By Rose Hoban
State employees rallied to support one of their own on Wednesday at the legislative building in an effort to save the life of a lobbyist who represents the State Employees Association of North Carolina.
In June, Kevin LeConte was feeling run down and had a cut that wouldn’t heal. So he went to the doctor.
“We were down here lobbying, and he called and said, ‘I need to go to the hospital,’” recalled Ardis Watkins, a fellow SEANC lobbyist. “He had been in just two days before and his counts at that point were critical.”
“When he asked the oncologist if he could have a day or two before he went to UNC,” Watkins said, “the answer was absolutely not, the ambulance was coming.”
That’s why Watkins organized a bone marrow transplant registry day at the General Assembly building Wednesday, where more than 200 people submitted swabs to be part of a nationwide database of people willing to donate bone marrow or stem cells.
LeConte is the second high-profile figure in the Triangle who is now looking for a bone marrow transplant to treat his leukemia. Orange and Chatham county Superior Court Judge Carl Fox is also looking for bone marrow after being diagnosed with another form of blood cell cancer in April.
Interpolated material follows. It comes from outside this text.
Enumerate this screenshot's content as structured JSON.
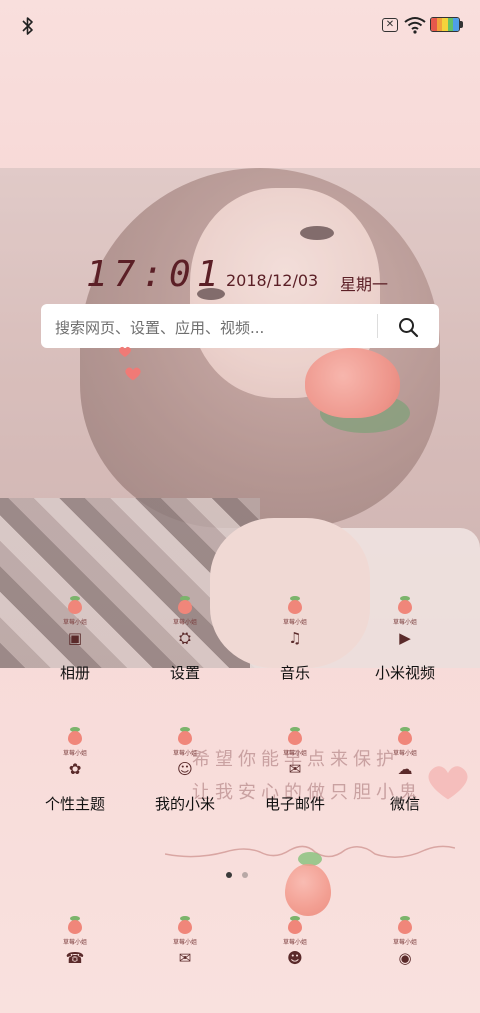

And it only takes a swab in the mouth to become part of the registry, said Crystal Navarro, a donor organizer from Delete Blood Cancer.
“The swab goes onto a registry, and the person’s information will sit on the registry,” Navarro explained. “If they are found as a match for someone, then what will happen is we’ll contact them and they may be asked to donate either stem cells or bone marrow if there’s a match.”
Bone marrow is used to treat blood cancers such as lymphoma, leukemia and myeloma, along with other blood disorders such as aplastic anemia and sickle cell anemia. The blood-forming cells in bone marrow replace a patient’s unhealthy marrow cells with healthy ones.
A complication for Fox, who is black, is that there are currently too few blacks on the registry. So a number of black lawmakers were rubbing the inside of their cheeks with swabs to give a sample.
“We continually strive to increase the size and diversity of the Be The Match Registry to improve all patients’ chance for a cure,” Alyse Brunella, a press representative for the national registry, wrote in an email.
According to Delete Blood Cancer, about 14,000 people need the donations annually, but only about half can get one, in part because the matching criteria are stringent and there’s often not a match to be found.
Delete Blood Cancer and other organizations recruit and collect donations to be included in the Be The Match Registry.
Came together quickly
Watkins said the event came together quickly once she and her colleagues learned of LeConte’s need for bone marrow. Legislative leaders loaned their support to the effort.
She said House Speaker Tim Moore (R-Kings Mountain) and Senate President Pro Tempore Phil Berger (R-Eden) were at the 9 a.m. kickoff inside the legislative building on East Jones Street.
“That was one of the most inspiring sights I’ve seen around here; everybody was just so invested in it,” Watkins said.
Donors must be between the ages of 18 and 55 and in generally good health. Cancer survivors and people with chronic diseases such as diabetes or chronic infections such as HIV or hepatitis are not allowed to donate.
When a person signs up, DNA from cells taken during a cheek swab are analyzed for HLA antigens on the cell, markers known as a person’s “genetic identity.” Eight different markers on the cell are recorded.
Then if a patient needs donor marrow, the registry aims to match at least seven of the eight markers.
“A sibling who is an eligible donor and a full HLA match is the preferred option in most cases,” Brunella wrote. “However, 70 percent of patients will not have a family donor match and can turn to the Be The Match Registry to search for an unrelated donor or cord blood unit.”
If a donor is matched, the procedure for taking the bone marrow is a simple outpatient procedure, Navarro said.
“If you put your hand on your hip, where your thumb rests [is] where we’ll extract it from your hip with a syringe,” she said.
Most people end up with a sore hip for a few weeks.
“It varies per person, but you do recover, and you’ve saved someone’s life,” Navarro said.